It will be interesting to see how the mobile wars pan out in Japan. If you look at North America, then it would seem most people decide their carrier based on the phones available and related line-up. If AU can make some changes there, they will become more competitive. Docomo is not exactly a sleeping giant and has RIM’s BlackBerry, which is a wonderful ACE for them if they use it. It sounds like they will be doing so from February.

Additional Notes-
For telephone service, Willcom is an excellent carrier that is cost-effective with very good coverage. Their phones don’t work that well on trains or interiors of high buildings, but well in subways and all over Japan. If there is a major natural disaster, such as an earthquake, major power outage, then Willcom’s network will likely be the only one working and therefore the best solution for DR (disaster recovery). We’ve been using their sets for 10 years with DR and health concerns in mind. (The Willcom network has many more antennae and thereby requires less power on the mobile set itself, hence less powerful electromagnetic waves touching your body).

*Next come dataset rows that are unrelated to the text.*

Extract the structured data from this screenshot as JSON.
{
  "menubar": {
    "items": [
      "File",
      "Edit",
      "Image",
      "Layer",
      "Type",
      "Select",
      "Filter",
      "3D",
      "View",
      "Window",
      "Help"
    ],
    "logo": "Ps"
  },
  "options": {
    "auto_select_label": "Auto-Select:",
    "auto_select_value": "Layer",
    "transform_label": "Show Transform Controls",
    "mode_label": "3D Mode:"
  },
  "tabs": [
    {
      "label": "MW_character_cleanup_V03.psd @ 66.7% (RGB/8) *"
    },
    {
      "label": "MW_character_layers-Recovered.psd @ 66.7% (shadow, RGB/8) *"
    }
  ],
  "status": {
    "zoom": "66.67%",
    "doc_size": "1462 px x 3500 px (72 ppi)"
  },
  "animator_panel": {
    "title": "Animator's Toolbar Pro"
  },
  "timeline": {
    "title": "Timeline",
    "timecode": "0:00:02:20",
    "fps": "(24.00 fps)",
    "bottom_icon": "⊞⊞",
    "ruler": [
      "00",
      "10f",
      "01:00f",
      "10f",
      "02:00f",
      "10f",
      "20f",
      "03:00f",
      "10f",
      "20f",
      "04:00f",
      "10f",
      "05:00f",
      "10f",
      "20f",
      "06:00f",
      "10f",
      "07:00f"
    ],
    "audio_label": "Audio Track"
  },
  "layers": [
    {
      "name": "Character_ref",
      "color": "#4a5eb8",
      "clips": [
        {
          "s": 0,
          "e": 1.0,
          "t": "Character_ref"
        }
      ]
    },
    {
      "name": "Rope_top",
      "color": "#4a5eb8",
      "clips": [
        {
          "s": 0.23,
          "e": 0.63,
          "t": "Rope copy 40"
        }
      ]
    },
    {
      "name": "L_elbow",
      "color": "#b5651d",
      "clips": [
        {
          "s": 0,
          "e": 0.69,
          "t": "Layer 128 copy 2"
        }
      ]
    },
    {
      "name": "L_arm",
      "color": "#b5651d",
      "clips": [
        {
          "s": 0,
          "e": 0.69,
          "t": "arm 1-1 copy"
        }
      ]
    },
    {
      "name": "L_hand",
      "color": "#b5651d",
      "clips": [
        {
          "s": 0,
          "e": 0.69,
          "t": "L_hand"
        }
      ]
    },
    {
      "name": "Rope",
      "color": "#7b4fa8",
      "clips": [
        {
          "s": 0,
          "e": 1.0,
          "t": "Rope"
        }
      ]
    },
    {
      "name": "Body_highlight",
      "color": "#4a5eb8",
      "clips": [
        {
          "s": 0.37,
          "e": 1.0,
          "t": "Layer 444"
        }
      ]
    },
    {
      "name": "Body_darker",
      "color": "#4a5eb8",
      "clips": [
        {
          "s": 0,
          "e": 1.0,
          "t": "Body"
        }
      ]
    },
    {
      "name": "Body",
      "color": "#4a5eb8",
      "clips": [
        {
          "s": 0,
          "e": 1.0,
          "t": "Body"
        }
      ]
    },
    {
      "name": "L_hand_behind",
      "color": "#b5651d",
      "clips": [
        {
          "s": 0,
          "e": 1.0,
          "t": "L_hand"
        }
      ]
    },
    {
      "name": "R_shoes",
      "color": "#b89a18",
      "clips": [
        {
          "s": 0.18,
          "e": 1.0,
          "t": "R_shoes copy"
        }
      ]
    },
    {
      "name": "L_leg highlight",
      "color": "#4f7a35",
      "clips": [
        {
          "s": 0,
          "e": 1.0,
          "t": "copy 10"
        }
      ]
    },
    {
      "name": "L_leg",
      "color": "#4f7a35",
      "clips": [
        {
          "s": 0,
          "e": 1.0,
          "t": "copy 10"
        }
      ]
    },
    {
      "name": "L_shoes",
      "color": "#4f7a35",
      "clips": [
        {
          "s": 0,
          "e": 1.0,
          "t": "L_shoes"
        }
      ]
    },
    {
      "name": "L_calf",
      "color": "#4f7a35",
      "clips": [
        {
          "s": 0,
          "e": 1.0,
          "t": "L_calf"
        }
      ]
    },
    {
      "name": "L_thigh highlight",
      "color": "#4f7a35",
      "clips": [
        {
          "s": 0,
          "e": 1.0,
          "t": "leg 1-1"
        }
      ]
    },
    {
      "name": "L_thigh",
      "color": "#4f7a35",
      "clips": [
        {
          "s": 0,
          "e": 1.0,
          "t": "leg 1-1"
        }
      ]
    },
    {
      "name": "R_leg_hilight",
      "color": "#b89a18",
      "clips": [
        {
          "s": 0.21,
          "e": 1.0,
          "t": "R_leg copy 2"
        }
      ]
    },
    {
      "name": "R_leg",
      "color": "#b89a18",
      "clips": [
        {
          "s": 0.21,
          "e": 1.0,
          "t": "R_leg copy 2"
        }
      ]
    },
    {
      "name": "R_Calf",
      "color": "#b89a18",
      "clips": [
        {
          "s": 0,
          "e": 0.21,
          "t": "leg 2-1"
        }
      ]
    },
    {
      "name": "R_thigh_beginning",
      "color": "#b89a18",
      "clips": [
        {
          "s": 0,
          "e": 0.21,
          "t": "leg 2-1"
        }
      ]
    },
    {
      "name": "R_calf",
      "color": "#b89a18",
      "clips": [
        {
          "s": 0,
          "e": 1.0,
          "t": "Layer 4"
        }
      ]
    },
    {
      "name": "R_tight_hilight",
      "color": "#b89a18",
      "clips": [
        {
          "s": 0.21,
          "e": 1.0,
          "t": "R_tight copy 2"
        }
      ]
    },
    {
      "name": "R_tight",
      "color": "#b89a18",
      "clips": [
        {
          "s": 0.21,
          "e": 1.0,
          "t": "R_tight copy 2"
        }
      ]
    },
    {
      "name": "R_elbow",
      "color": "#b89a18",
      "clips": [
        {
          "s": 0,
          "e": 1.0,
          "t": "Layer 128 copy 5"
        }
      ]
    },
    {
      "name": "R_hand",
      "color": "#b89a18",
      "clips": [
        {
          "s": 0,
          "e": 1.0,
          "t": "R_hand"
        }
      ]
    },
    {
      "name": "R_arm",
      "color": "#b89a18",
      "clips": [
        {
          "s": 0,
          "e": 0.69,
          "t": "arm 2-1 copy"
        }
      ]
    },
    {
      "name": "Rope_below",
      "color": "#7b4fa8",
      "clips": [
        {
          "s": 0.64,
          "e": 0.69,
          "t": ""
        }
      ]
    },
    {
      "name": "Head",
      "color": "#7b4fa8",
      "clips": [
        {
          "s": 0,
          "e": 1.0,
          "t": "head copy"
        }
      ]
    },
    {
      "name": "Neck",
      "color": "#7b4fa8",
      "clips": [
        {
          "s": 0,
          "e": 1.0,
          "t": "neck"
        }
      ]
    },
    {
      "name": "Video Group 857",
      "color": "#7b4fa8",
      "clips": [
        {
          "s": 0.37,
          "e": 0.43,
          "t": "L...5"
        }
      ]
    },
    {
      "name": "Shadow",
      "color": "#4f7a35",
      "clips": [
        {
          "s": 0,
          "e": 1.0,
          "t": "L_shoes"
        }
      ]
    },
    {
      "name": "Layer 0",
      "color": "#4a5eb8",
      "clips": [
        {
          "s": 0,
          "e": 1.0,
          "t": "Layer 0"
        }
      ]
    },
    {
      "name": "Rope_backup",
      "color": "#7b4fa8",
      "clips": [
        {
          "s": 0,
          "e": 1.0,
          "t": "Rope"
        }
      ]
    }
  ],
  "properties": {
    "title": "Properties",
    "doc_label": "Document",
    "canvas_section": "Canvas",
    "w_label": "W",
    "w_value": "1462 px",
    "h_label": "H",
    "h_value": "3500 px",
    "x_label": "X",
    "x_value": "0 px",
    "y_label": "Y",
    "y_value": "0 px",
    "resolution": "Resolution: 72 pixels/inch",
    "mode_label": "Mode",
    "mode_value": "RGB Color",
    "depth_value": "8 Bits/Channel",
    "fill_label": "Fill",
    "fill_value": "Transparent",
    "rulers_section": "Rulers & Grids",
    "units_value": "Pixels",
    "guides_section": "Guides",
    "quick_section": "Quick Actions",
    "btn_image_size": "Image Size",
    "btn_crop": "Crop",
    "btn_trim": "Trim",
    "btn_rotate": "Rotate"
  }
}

For wireless internet, the most cost effective solution today is eMobile. They have great service in the densely populated areas which is unlimited high speed access (7.2mbps) for about 5,000 yen per month. They sell great mobile handsets from HTC and some Japanese manufacturers, but the reception is very limited and not recommended at this point. They should be thought of as a data service. Their “change” advertizing campaign was well-done and reminded us in Japan of another certain national election.